  • Connect the best of the past with the best of the future, with contemporary design updates to classic products. This means being immune to short-term irrelevant trends and evolving and defining iconic products
  • Partner with contemporary ambassadors that are relevant to a modern audience but uphold the values your brand has been built on. This means your brand and products can transcend the age of the consumer
  • Use your unique heritage as the foundation for your product range architecture projects. This reinforces original brand meaning in every future product expression, and means products become archetypal
  • Ensure product design is driven by tradition, authenticity and detail. Products should evolve through small and subtle changes, so products of today remain recognisable to our ancestors
  • Understand that value of your brand’s historical positive impact and build on your heritage of doing the right thing. This creates a deeper emotional connection based on cultural importance
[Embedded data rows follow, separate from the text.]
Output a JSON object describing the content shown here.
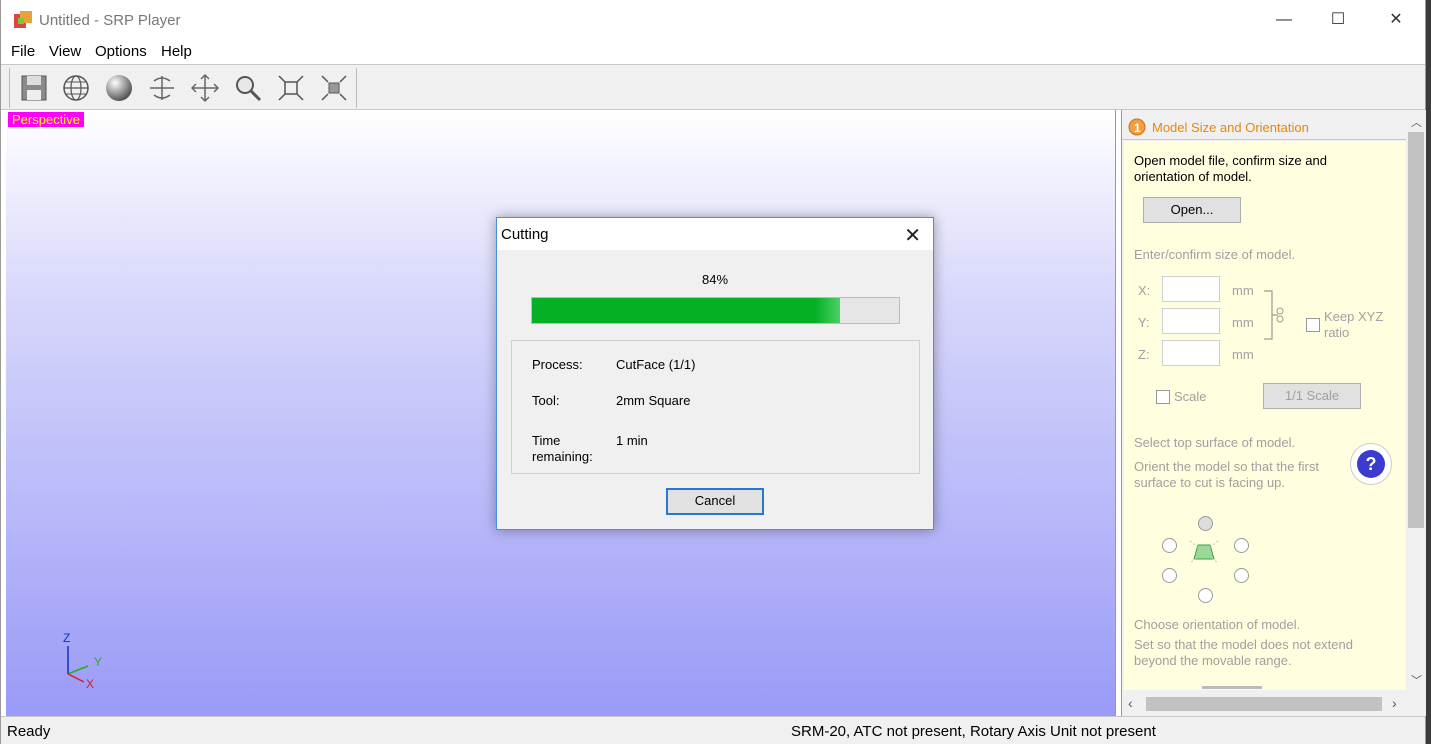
{
  "window": {
    "title": "Untitled - SRP Player",
    "min_glyph": "—",
    "max_glyph": "☐",
    "close_glyph": "✕"
  },
  "menu": [
    "File",
    "View",
    "Options",
    "Help"
  ],
  "toolbar": {
    "icons": [
      "save-icon",
      "wireframe-globe-icon",
      "shaded-sphere-icon",
      "rotate-icon",
      "pan-icon",
      "zoom-icon",
      "fit-all-icon",
      "view-icon"
    ]
  },
  "viewport": {
    "label": "Perspective",
    "axes": {
      "z": "Z",
      "y": "Y",
      "x": "X"
    }
  },
  "dialog": {
    "title": "Cutting",
    "close_glyph": "✕",
    "percent_text": "84%",
    "progress": 0.84,
    "process_label": "Process:",
    "process_value": "CutFace (1/1)",
    "tool_label": "Tool:",
    "tool_value": "2mm Square",
    "time_label_1": "Time",
    "time_label_2": "remaining:",
    "time_value": "1 min",
    "cancel_label": "Cancel",
    "progress_color": "#06b025"
  },
  "panel": {
    "step": "1",
    "title": "Model Size and Orientation",
    "intro_1": "Open model file, confirm size and",
    "intro_2": "orientation of model.",
    "open_button": "Open...",
    "size_heading": "Enter/confirm size of model.",
    "x_label": "X:",
    "y_label": "Y:",
    "z_label": "Z:",
    "unit": "mm",
    "keep_ratio_1": "Keep XYZ",
    "keep_ratio_2": "ratio",
    "scale_label": "Scale",
    "one_to_one_button": "1/1 Scale",
    "top_heading": "Select top surface of model.",
    "orient_1": "Orient the model so that the first",
    "orient_2": "surface to cut is facing up.",
    "help_glyph": "?",
    "choose_heading": "Choose orientation of model.",
    "range_1": "Set so that the model does not extend",
    "range_2": "beyond the movable range.",
    "accent_color": "#e8860c"
  },
  "status": {
    "left": "Ready",
    "right": "SRM-20, ATC not present, Rotary Axis Unit not present"
  }
}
  • Always celebrate provenance and the unique meaning of your place of origin in the eyes of the world. This helps embed your brand in the national psyche as a pioneer and an original that matters

 

This article was taken from Transform magazine Q4, 2023. You can subscribe to the print edition here.